When we believe our thoughts, when we believe at the deepest level that they are in fact equal to reality, we can start to see how this leads directly to frustration, discontent, and ultimately to suffering on many levels. This realization is the first step in unraveling our suffering.
There is something else, however, which needs to be seen – something more fundamental. This deeper realization comes long after we have formed our opinions, our beliefs and our capacity to conceptualize. Why is it that, even when we start to see that it is our minds that are making us suffer, we still grasp onto our minds so deeply? Why do we still hold on to this identification, to such an extent that sometimes it feels like it’s holding on to us?
One of the reason we do this is because we think that the content of our minds – our beliefs, our ideas, our opinions – are actually who we are. This is the prime illusion: that I am what I think, that I am what I believe, that I am my particular point of view.
If someone said to you, “You can stop suffering. You can really stop it right here and now. All you have to do is give up everything you think, your opinion, and your beliefs and even in your own name. You have to give it all up, that’s all you have to do. Give it all up and you can be happy. For most people this would be either unacceptable or unattainable.
This may sound ludicrous, but it’s exactly the place that most people are in. This is the mind – state that most of us come from. When we’re not willing to be disturbed, which means when we’re not willing to find out what we thought was real in fact wasn’t real, we can never be happy.

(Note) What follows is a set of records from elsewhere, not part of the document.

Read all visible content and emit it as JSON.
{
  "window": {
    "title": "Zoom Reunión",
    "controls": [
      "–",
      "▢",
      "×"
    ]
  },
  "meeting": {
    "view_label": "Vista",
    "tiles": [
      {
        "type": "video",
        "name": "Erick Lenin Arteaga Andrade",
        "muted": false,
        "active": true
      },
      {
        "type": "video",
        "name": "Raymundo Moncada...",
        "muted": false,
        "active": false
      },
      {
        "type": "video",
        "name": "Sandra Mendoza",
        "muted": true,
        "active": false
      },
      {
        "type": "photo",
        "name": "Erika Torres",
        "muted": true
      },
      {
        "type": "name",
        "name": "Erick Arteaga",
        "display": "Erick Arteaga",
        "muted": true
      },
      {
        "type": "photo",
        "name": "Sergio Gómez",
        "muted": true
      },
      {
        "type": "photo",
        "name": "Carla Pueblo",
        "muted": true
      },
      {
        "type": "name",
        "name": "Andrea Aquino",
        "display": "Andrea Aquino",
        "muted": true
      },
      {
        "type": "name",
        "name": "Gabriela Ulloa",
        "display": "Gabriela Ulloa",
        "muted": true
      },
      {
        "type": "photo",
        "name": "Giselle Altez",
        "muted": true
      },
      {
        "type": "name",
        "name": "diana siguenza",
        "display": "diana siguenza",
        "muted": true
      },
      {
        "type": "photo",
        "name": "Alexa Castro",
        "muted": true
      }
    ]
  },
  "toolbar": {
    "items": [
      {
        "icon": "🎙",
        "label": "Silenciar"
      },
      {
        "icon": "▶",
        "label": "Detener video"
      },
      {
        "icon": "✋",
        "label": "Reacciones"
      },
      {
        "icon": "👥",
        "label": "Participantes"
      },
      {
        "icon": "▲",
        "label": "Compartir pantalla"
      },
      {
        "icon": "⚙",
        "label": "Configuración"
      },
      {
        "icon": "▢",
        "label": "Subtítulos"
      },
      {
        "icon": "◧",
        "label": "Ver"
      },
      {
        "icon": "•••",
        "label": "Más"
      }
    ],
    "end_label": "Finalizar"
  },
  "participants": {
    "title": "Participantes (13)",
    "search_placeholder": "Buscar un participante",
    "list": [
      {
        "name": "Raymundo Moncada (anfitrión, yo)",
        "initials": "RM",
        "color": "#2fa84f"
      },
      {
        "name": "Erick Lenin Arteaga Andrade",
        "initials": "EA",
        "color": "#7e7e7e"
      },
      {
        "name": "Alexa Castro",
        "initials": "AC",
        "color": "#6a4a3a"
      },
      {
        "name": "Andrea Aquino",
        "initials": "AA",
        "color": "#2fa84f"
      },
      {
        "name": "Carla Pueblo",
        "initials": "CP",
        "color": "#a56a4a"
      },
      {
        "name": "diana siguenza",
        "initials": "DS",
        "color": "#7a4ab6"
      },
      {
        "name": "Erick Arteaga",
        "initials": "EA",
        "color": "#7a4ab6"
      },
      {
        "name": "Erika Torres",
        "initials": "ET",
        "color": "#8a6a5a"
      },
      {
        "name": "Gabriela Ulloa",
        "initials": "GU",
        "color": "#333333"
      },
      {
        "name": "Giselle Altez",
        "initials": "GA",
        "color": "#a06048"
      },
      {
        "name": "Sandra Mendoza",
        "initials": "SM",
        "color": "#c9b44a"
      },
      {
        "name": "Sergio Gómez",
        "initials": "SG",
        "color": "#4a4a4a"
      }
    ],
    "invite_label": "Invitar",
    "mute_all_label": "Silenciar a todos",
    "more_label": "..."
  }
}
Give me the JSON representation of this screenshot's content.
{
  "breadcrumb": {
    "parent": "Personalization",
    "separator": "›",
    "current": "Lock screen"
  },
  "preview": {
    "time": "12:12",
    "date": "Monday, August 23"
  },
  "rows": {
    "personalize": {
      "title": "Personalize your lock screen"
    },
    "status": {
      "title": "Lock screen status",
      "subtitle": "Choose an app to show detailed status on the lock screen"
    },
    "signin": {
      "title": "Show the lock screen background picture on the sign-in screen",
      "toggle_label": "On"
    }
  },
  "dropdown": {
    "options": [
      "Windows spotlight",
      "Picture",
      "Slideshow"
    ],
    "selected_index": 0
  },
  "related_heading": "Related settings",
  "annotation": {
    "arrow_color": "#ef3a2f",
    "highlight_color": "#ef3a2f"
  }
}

If we’re not willing to find out that what we believe in isn’t truth, then we can never be happy. If we’re not honestly willing to look at the whole structure of who we think we are and be open to the idea that maybe we have been totally wrong about ourselves – maybe we’re not who we thought we were at all – if we’re not open to that idea, at least that possibility, there is no way we can find our way out of suffering.
This is why Jesus said that when you begin to find, you will be disturbed. When you become conscious, more aware, when your eyes begin to open, the first thing you see is how deluded you are and how much you’re holding onto that which makes you suffer.
This is the most important step: Are you willing to be aware? Are you willing to open your eyes? Are you willing to be wrong? Are you willing to see that you may not be living from a standpoint of truth, from a standpoint of reality? This is what it means to be disturbed. But to be disturbed is not a negative thing, not in the context in which I’m using the word here. To be disturbed means you’re willing to see truth, you’re willing to see that maybe things aren’t the same way you thought they were.
If you can do this, you will finally free yourself of the pains and suffering you created in the first place. This is why I often write about belief systems and truth, it is one thing to believe in something, but that is not your truth. You may have adopted someone else’s truth and hold on to it and by doing this, you’re taking up space. So remove these thoughts that are creating suffering for you and replace them with truth, with love and your knowledge of how divine you are.
Thanks to Ines at: http://inesradman.wordpress.com